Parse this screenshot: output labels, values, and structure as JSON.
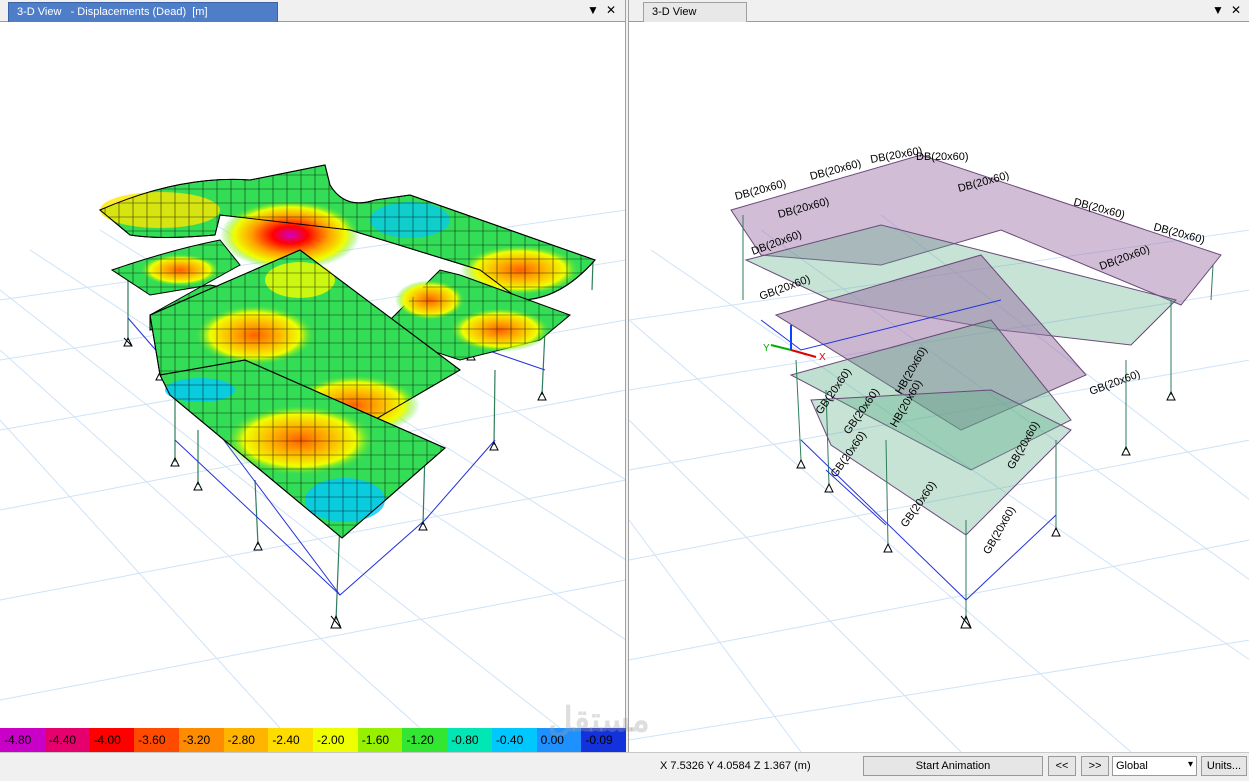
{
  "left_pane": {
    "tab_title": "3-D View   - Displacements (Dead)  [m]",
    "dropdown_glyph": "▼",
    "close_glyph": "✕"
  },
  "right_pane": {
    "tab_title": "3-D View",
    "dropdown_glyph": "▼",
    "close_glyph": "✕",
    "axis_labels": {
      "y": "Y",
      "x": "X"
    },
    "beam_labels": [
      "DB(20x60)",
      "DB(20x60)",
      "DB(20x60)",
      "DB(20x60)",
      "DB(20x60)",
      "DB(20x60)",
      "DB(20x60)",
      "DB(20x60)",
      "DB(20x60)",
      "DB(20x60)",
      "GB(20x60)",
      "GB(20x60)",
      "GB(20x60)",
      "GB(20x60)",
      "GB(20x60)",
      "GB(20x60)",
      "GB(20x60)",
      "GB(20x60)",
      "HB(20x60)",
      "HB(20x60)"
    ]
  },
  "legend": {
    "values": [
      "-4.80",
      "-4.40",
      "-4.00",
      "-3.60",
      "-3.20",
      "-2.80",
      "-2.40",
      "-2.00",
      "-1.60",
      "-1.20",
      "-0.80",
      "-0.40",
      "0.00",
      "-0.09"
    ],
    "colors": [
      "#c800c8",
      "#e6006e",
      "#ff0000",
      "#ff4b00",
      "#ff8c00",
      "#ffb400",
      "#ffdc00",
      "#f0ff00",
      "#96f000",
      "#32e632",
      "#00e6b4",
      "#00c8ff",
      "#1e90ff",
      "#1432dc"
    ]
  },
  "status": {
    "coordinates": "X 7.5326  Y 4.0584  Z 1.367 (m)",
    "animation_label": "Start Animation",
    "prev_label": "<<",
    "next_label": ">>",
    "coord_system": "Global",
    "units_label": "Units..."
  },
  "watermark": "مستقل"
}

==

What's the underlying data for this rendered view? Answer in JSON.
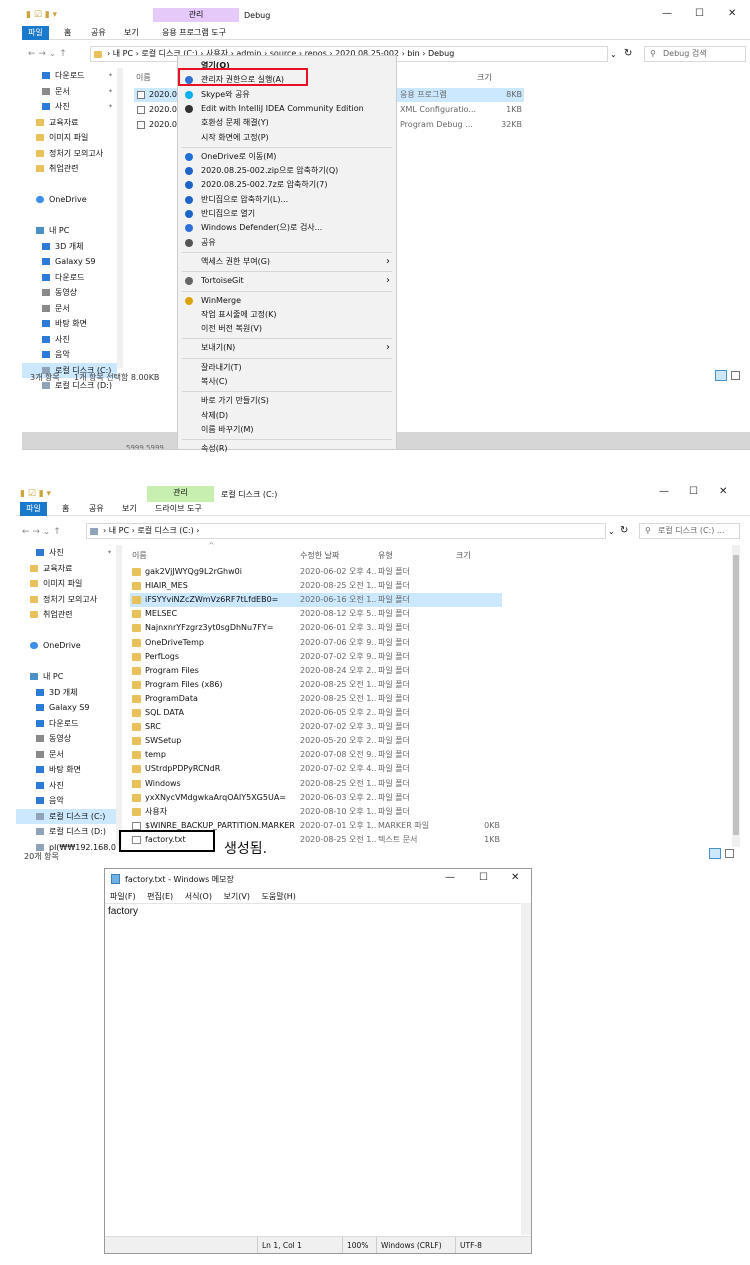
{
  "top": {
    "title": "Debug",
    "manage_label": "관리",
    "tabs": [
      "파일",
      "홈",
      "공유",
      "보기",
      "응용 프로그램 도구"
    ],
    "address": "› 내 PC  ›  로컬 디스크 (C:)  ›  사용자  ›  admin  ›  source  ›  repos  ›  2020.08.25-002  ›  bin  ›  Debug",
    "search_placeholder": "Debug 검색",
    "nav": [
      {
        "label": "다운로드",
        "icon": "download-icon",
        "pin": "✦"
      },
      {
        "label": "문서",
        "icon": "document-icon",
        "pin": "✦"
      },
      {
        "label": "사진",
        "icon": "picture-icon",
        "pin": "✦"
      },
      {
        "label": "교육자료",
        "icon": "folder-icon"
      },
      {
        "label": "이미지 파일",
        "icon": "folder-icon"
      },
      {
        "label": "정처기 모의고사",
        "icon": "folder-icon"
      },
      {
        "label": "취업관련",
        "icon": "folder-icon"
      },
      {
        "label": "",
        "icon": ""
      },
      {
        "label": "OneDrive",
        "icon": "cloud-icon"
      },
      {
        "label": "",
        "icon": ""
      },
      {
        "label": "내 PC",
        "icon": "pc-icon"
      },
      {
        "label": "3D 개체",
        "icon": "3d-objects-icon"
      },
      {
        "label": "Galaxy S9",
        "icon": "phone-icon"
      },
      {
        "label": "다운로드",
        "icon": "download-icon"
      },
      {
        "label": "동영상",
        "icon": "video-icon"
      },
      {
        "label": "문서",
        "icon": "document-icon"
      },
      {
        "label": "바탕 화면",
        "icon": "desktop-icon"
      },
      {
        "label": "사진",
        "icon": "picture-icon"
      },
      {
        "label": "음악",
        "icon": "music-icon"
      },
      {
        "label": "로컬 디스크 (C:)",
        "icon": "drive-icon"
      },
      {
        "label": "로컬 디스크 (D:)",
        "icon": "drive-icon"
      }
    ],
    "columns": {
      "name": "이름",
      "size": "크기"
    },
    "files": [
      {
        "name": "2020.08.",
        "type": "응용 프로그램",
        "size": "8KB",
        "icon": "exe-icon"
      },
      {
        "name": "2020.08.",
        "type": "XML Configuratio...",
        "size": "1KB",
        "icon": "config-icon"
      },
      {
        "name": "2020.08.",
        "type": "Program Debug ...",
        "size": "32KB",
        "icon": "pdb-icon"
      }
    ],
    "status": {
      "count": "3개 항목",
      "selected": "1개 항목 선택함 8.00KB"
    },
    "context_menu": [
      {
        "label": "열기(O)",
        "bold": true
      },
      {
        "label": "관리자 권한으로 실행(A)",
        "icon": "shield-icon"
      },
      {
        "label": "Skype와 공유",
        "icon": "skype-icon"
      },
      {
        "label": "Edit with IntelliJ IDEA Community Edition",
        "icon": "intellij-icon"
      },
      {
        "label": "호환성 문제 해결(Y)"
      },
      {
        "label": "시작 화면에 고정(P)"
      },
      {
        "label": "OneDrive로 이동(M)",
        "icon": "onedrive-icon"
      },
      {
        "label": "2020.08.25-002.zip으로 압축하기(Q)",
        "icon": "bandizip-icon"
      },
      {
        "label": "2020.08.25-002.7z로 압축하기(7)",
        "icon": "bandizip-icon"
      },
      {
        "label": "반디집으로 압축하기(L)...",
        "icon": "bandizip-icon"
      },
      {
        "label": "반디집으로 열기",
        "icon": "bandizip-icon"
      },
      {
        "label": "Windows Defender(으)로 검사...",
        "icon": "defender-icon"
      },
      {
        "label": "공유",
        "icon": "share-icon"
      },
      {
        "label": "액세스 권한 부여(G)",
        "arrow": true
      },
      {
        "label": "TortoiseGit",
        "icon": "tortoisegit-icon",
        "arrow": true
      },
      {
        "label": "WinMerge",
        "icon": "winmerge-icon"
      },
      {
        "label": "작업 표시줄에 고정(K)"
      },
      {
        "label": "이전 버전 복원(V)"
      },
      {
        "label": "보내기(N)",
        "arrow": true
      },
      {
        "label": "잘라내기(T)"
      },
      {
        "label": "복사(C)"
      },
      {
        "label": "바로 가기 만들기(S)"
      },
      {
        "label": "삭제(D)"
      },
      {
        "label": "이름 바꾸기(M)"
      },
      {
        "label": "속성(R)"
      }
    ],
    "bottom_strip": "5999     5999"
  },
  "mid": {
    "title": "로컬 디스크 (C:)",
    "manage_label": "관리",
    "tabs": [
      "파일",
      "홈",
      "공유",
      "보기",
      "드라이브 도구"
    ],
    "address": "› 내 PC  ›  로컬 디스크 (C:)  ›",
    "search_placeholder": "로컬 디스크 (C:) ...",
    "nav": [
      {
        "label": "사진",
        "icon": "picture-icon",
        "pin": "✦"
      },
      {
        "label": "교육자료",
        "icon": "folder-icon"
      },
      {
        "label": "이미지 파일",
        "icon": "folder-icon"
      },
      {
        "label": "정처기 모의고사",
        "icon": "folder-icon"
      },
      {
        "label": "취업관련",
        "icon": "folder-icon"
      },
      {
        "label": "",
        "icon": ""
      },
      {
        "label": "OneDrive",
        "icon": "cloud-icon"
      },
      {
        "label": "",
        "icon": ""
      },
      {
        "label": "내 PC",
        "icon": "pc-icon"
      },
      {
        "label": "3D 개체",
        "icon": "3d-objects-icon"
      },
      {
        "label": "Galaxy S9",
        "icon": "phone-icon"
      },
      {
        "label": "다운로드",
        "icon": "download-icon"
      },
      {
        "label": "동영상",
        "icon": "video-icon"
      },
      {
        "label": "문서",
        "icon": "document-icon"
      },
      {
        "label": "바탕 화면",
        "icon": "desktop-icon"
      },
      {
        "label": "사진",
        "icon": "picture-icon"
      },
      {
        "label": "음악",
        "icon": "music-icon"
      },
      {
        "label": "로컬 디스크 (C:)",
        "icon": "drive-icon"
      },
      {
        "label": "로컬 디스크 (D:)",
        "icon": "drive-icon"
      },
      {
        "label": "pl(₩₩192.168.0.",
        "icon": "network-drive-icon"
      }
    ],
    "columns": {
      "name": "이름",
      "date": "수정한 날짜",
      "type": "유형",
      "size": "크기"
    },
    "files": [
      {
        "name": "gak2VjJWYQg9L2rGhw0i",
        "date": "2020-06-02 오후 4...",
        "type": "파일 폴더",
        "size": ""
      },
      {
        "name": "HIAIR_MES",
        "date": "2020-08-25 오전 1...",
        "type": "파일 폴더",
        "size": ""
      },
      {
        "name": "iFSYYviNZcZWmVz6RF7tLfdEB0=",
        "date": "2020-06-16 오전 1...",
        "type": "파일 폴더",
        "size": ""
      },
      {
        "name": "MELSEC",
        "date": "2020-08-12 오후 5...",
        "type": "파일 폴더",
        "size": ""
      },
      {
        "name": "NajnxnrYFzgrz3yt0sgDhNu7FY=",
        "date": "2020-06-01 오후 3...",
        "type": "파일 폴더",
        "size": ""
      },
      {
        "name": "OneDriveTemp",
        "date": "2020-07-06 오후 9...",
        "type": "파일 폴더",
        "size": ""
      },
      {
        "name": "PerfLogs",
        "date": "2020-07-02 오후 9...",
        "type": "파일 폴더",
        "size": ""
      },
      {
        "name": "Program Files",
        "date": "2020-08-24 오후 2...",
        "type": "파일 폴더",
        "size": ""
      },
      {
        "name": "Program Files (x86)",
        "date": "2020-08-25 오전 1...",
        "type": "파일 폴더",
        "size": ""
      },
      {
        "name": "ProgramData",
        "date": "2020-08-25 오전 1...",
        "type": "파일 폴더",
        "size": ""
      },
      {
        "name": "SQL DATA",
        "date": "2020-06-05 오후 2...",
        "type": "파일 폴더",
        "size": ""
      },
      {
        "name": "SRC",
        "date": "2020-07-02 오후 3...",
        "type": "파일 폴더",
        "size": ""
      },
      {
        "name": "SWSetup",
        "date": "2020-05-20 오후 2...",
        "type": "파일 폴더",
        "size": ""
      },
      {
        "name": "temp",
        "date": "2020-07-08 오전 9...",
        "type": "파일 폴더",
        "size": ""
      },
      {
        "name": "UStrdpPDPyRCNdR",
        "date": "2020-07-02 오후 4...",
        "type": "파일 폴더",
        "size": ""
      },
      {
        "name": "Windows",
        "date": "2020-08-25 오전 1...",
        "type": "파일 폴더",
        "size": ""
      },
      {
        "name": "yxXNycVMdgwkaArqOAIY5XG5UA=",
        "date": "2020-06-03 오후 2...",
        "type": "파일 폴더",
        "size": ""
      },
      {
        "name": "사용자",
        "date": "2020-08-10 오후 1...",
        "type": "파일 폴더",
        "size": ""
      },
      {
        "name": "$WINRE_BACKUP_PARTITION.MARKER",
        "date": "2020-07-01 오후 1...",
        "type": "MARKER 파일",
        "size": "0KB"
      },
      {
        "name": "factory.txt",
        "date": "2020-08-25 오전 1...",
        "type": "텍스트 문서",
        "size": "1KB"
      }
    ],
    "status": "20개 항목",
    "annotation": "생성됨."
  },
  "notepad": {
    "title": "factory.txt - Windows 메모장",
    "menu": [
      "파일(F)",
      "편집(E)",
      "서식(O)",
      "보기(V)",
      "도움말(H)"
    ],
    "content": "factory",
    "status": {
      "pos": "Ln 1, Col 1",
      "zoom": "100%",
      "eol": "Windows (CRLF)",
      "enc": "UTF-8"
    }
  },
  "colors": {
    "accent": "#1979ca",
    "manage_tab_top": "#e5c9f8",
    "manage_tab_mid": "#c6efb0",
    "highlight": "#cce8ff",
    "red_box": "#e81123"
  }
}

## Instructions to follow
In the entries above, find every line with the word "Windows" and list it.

## Result below
        "label": "Windows Defender(으)로 검사...",
        "name": "Windows",
    "title": "factory.txt - Windows 메모장",
      "eol": "Windows (CRLF)",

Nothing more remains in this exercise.